Why Employers Are Struggling to Fill 5.8 Million Open Jobs

The number of job openings is at a record high, but some of these positions are likely to go unfilled for a while. Find out why.

Why Employers Are Struggling to Fill 5.8 Million Open Jobs Photo (cc) by fairfaxcounty

There were 5.8 million jobs up for grabs as of the end of July — a record high, according to the latest numbers from the federal government, which were released this week.

The number of job openings has not been this great since the U.S. Department of Labor started tracking them in 2000. The previous high, 5.4 million job openings, was recorded in May. This might sound like good news, and it is — but there is a negative aspect as well, CNN Money reports.

The good news, some economists say, is that the increased number of open positions means employers are doing more hiring, which indicates that the jobs market and the economy as a whole are improving. (After all, the jobless rate also broke a record in July, reaching a new low.)

The bad news, CNN reports, is that the growing number of open positions also means employers are struggling to fill certain jobs or to find qualified people who can do the work.

For example, Harvard Business School professor Joseph Fuller tells CNN that 65 percent of job postings for executive secretaries or administrative assistants require a college degree. Yet, only 19 percent of current executive secretaries have college degrees:

“Employers want ready-now people. As you get to the type of labor market where we’re in now, that’s not going to be available in a lot of these jobs.”

The lack of job skills often is related to a lack of technical training, according to CNN:

Some Americans choose to go to a 4-year college when they might be better suited for a career as an electrician or plumber, experts say.

To learn more about which positions are hardest for companies to fill, check out “The 10 Jobs Employers Struggle to Fill.”

Would you go back to school to learn the skills necessary to compete for these jobs? Sound off in our Forums. It’s the place where you can speak your mind, explore topics in-depth and post questions and get answers.

Karla Bowsher
Karla Bowsher
I’m a freelance journalist and former newspaper reporter who has covered both personal and public finance.
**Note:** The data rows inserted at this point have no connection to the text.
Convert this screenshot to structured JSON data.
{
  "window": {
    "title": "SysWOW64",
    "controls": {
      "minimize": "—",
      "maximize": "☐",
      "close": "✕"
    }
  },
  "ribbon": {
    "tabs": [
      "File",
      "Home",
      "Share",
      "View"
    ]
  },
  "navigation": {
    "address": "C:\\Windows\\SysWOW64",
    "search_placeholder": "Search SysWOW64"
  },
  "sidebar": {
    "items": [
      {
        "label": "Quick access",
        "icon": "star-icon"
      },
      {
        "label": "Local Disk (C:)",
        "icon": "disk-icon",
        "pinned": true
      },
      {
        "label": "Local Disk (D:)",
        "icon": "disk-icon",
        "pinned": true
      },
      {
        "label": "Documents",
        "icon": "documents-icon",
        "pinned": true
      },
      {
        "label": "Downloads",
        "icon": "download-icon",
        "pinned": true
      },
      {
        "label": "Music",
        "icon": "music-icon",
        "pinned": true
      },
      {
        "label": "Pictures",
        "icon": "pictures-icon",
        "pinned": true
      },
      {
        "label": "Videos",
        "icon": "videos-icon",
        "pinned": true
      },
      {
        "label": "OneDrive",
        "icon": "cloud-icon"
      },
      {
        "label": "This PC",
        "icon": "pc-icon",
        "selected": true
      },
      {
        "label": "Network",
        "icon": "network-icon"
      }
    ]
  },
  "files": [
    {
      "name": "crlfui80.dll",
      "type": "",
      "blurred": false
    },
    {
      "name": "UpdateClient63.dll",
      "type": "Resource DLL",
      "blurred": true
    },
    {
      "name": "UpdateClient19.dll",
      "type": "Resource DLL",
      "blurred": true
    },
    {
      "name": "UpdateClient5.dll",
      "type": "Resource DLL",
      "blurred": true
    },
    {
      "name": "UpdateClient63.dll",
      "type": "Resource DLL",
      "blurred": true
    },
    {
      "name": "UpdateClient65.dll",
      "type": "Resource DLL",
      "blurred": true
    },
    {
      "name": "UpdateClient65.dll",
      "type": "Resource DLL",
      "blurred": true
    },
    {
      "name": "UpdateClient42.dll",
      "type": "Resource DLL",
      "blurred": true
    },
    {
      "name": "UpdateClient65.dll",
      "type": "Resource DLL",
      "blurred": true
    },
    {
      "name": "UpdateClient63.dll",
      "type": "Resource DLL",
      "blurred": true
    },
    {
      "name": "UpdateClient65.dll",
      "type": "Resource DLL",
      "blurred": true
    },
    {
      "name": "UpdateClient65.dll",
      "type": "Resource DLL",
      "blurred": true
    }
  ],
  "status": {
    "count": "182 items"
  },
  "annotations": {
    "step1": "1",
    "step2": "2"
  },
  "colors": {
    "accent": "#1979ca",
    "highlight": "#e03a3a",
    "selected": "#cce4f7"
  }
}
I've worked for a top 50 major metro daily and a community newspaper as well as ... More

Trending Stories


849 Active Deals

More Deals